### Task requirements
Repeat the entries exactly, keeping every line as it is.

[Extracted entries — start]

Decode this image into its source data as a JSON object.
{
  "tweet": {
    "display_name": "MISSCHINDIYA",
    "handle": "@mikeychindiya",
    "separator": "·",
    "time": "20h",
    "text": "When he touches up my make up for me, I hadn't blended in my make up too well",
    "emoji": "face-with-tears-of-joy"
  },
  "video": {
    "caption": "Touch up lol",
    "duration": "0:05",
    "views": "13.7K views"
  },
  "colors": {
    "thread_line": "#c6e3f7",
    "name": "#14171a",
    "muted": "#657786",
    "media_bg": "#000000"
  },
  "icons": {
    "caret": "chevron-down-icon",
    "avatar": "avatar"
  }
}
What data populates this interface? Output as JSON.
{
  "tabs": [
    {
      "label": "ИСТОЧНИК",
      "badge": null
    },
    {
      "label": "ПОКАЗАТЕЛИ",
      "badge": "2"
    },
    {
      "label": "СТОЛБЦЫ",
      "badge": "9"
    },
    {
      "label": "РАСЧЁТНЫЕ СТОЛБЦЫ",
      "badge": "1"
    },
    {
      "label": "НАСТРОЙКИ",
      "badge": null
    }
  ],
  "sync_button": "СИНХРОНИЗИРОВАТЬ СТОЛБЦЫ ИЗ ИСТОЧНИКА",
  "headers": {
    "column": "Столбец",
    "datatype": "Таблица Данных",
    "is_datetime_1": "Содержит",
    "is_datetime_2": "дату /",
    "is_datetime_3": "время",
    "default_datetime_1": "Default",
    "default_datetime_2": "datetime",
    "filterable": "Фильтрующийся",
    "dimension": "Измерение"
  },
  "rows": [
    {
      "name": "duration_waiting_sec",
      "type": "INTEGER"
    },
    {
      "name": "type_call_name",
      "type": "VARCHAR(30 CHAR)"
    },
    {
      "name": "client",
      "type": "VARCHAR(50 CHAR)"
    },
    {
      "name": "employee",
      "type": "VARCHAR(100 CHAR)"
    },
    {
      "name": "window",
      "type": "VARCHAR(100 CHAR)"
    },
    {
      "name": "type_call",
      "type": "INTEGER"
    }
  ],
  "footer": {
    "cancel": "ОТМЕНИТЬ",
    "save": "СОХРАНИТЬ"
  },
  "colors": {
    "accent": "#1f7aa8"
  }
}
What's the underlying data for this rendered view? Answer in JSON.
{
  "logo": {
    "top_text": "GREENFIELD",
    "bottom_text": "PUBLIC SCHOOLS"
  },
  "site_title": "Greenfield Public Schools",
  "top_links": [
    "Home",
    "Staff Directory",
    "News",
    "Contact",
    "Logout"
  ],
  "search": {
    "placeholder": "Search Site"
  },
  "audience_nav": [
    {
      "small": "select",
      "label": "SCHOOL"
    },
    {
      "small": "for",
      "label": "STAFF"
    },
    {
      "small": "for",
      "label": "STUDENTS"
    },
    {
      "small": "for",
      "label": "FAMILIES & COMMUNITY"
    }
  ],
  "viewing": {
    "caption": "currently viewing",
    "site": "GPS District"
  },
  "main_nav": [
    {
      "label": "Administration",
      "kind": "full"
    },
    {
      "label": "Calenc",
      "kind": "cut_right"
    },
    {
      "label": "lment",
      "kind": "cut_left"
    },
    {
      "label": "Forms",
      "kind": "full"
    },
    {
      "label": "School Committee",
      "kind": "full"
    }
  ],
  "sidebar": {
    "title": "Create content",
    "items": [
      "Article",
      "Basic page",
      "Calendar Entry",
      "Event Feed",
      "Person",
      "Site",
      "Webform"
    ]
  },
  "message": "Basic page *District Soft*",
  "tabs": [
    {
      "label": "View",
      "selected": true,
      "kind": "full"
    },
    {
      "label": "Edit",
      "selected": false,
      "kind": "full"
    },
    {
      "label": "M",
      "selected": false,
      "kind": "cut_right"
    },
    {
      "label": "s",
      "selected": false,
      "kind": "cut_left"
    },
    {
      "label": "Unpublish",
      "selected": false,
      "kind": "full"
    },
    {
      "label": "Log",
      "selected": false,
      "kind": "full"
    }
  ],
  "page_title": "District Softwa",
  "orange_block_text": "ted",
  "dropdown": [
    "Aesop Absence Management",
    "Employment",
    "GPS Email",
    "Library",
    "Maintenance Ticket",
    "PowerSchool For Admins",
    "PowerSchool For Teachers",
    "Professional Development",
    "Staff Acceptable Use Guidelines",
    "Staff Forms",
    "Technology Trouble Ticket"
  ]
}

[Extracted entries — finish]

### Response to the exercise
Decode this image into its source data as a JSON object.
{
  "tweet": {
    "display_name": "MISSCHINDIYA",
    "handle": "@mikeychindiya",
    "separator": "·",
    "time": "20h",
    "text": "When he touches up my make up for me, I hadn't blended in my make up too well",
    "emoji": "face-with-tears-of-joy"
  },
  "video": {
    "caption": "Touch up lol",
    "duration": "0:05",
    "views": "13.7K views"
  },
  "colors": {
    "thread_line": "#c6e3f7",
    "name": "#14171a",
    "muted": "#657786",
    "media_bg": "#000000"
  },
  "icons": {
    "caret": "chevron-down-icon",
    "avatar": "avatar"
  }
}
What data populates this interface? Output as JSON.
{
  "tabs": [
    {
      "label": "ИСТОЧНИК",
      "badge": null
    },
    {
      "label": "ПОКАЗАТЕЛИ",
      "badge": "2"
    },
    {
      "label": "СТОЛБЦЫ",
      "badge": "9"
    },
    {
      "label": "РАСЧЁТНЫЕ СТОЛБЦЫ",
      "badge": "1"
    },
    {
      "label": "НАСТРОЙКИ",
      "badge": null
    }
  ],
  "sync_button": "СИНХРОНИЗИРОВАТЬ СТОЛБЦЫ ИЗ ИСТОЧНИКА",
  "headers": {
    "column": "Столбец",
    "datatype": "Таблица Данных",
    "is_datetime_1": "Содержит",
    "is_datetime_2": "дату /",
    "is_datetime_3": "время",
    "default_datetime_1": "Default",
    "default_datetime_2": "datetime",
    "filterable": "Фильтрующийся",
    "dimension": "Измерение"
  },
  "rows": [
    {
      "name": "duration_waiting_sec",
      "type": "INTEGER"
    },
    {
      "name": "type_call_name",
      "type": "VARCHAR(30 CHAR)"
    },
    {
      "name": "client",
      "type": "VARCHAR(50 CHAR)"
    },
    {
      "name": "employee",
      "type": "VARCHAR(100 CHAR)"
    },
    {
      "name": "window",
      "type": "VARCHAR(100 CHAR)"
    },
    {
      "name": "type_call",
      "type": "INTEGER"
    }
  ],
  "footer": {
    "cancel": "ОТМЕНИТЬ",
    "save": "СОХРАНИТЬ"
  },
  "colors": {
    "accent": "#1f7aa8"
  }
}
What's the underlying data for this rendered view? Answer in JSON.
{
  "logo": {
    "top_text": "GREENFIELD",
    "bottom_text": "PUBLIC SCHOOLS"
  },
  "site_title": "Greenfield Public Schools",
  "top_links": [
    "Home",
    "Staff Directory",
    "News",
    "Contact",
    "Logout"
  ],
  "search": {
    "placeholder": "Search Site"
  },
  "audience_nav": [
    {
      "small": "select",
      "label": "SCHOOL"
    },
    {
      "small": "for",
      "label": "STAFF"
    },
    {
      "small": "for",
      "label": "STUDENTS"
    },
    {
      "small": "for",
      "label": "FAMILIES & COMMUNITY"
    }
  ],
  "viewing": {
    "caption": "currently viewing",
    "site": "GPS District"
  },
  "main_nav": [
    {
      "label": "Administration",
      "kind": "full"
    },
    {
      "label": "Calenc",
      "kind": "cut_right"
    },
    {
      "label": "lment",
      "kind": "cut_left"
    },
    {
      "label": "Forms",
      "kind": "full"
    },
    {
      "label": "School Committee",
      "kind": "full"
    }
  ],
  "sidebar": {
    "title": "Create content",
    "items": [
      "Article",
      "Basic page",
      "Calendar Entry",
      "Event Feed",
      "Person",
      "Site",
      "Webform"
    ]
  },
  "message": "Basic page *District Soft*",
  "tabs": [
    {
      "label": "View",
      "selected": true,
      "kind": "full"
    },
    {
      "label": "Edit",
      "selected": false,
      "kind": "full"
    },
    {
      "label": "M",
      "selected": false,
      "kind": "cut_right"
    },
    {
      "label": "s",
      "selected": false,
      "kind": "cut_left"
    },
    {
      "label": "Unpublish",
      "selected": false,
      "kind": "full"
    },
    {
      "label": "Log",
      "selected": false,
      "kind": "full"
    }
  ],
  "page_title": "District Softwa",
  "orange_block_text": "ted",
  "dropdown": [
    "Aesop Absence Management",
    "Employment",
    "GPS Email",
    "Library",
    "Maintenance Ticket",
    "PowerSchool For Admins",
    "PowerSchool For Teachers",
    "Professional Development",
    "Staff Acceptable Use Guidelines",
    "Staff Forms",
    "Technology Trouble Ticket"
  ]
}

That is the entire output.